Byron Teu put his career as a doctor on ice to work full-time on his start-up Sentralize.com.au, an “intelligent digital curation tool” that provides aggregated content-filled websites to clients.
Teu spoke to StartupSmart to explain why he’s convinced his idea is worth hanging up his stethoscope for.
Why did you decide to give up medicine?
I did six years at medical school and was then practicing as a doctor at the Royal Hobart Hospital. I decided to take a break to work on the site.
I had a chat with one of my business mentors who said that the idea was impressive. He said, ‘The tech industry is forever changing, but God won’t update the human body any time soon.’ I thought that this was true – I always have my medicine to fall back on. I thought I should give it a crack.
I have a passion for medicine and my business but the business is a very different kind of satisfaction. It’s very exciting. I have my family to thank for that – they gave me the spark for running my own business.

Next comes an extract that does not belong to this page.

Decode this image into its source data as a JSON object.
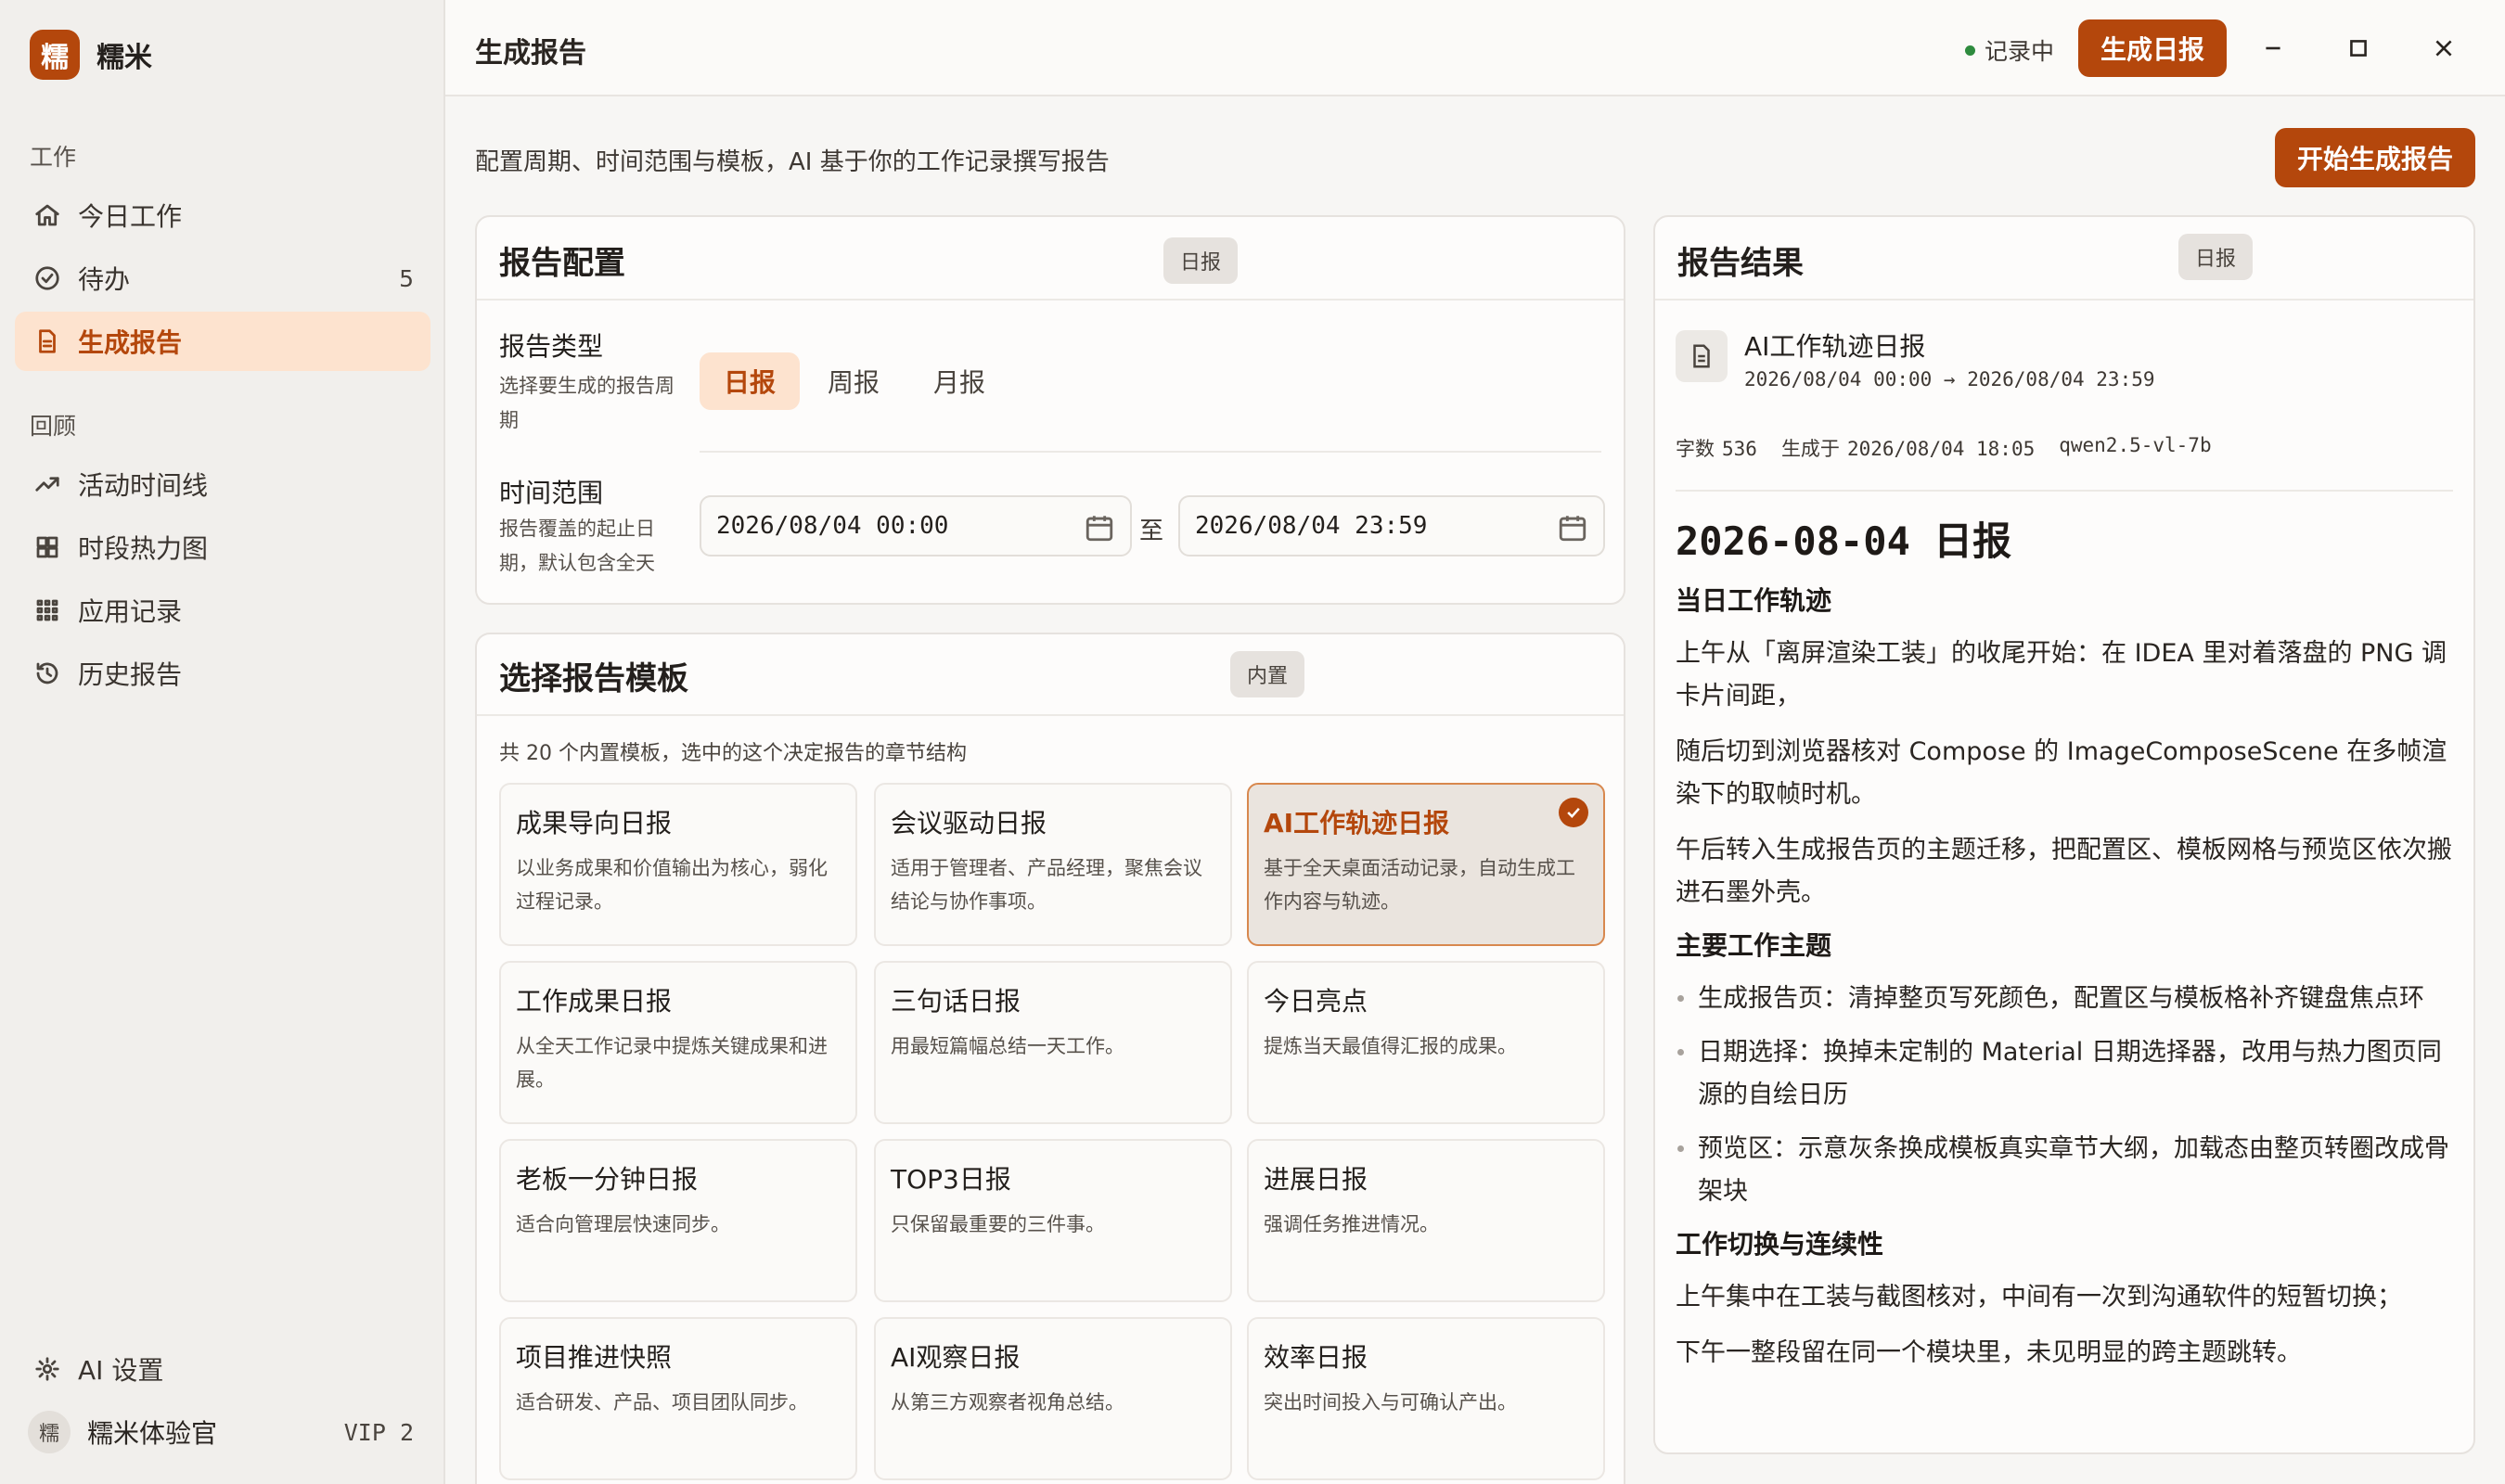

How did you start the site?
I started it with Jason Whitehead and we registered the site in 2006. I have put $100,000 of my savings into the site over the last four years. It’s good to see it go somewhere after that investment!
When I was doing it part-time, I had a lot of distractions. It was more like a hobby. Now it’s a proper business.
What’s the model for the business and how does it stand out from the crowd?
It’s an aggregation of online information. People consume a lot of information but don’t spend the time to find it. We thought it would be nice to create a convenient location to find it. We had RSS feeds from bloggers who had trouble getting their information out to people.
Initially, we had RSS feeds but we found a way to make a web development platform to build websites on the fly for customers. The customer doesn’t need to spend resources to keep the sites updated. We see ourselves ahead of the pack in aggregation because the others aren’t building these sites – they are just providing the content.
Some clients use it for lead generation and some use it for advertising. They drive traffic, in return, to bloggers, so it’s a harmonious relationship. It allows customers to build multiple verticals, which ranks better on Google.
What were the main problems you faced?
The main mistake I made was not understanding our value proposition, in a commercial sense. A lot of entrepreneurs have an idea that provides convenience to people and think that that’s enough. But who is going to pay for it?
When you go to customers and offer them lead conversion and advertising, that’s another ball park.
I only left medicine in January this year, so the whole process has been a shock to me. I spent three months pitching to people thinking what I had was enough, but I had a technical team, not a sales team.
Until you have cashflow, you don’t have a real business. It took me six months to get that.
Another problem is the market we’re in. I went to a VC forum which said that the Australian market is 2% of the world and that Tasmania is 2% of that. It made me realise that I have to export and to do that I needed the skills.
So how did you do this?
I reached out the experienced entrepreneurs in the tech industry, outside Tasmania. During the same VC forum, I decided to do this during the break. I made it my challenge to find three people there that could help me and ask them questions.
I met Phaedon Stough (co-founder of Innovation Bay) who introduced me to a lot of people. I was prepared to hear what was negative about my business.
Some people are afraid of offending you, but it’s good to hear what people have to say. The feedback I remember the most was the negative stuff – that this was a crowded space. How was I differentiated? The value is there for the readers, but who will pay for it?
Phil Morle (co-founder of Pollenizer) said you have to know your customer very well. You need to be able to look them in the eye and sell to them.
Who was your first client?
The first paying client was the Premier of Tasmania in July. They paid for a feed for their intranet, so that they could find out what was being said about the Premier. We have a system that can track all of that information and let a client know what hot topics are out there.
We have about 20 clients now. One client has 25 websites. We have a client in the US too – a lot of these clients have been won through networking. I ask contacts who they think would benefit, I go to tech events and try and meet people for coffee as much as I can.
How many staff do you have now?
I’m the sole owner and Jason is an employee – I’ve paid him for all of these years. He gathers all of the content. We have a designer and two front-end developers because tech doesn’t sell unless you package it up well. I handle sales.
What’s the next step for the business?
The next step is to get a sales team on board and then to approach investors. I want sales teams in Melbourne and Sydney in the first quarter of 2011. When looking for staff, I spend a week with them to see if they have the passion for it. Quite often, I see people who wash their hands of the job at 5pm and you don’t want that in a start-up. The other things I look for are common sense and thoroughness.
What’s you ambition for the business?
We want to speed up development of websites down to one minute. At the moment, it takes an hour to get the domain name, get it hosted and launched. Once we get it down to a minute, then you will see us littered across the web.
A lot of companies have domain names but don’t have time to build sites. If we can do that, it will cut the cost and time for them. The ambition is to be across all of the domain registrars across the world.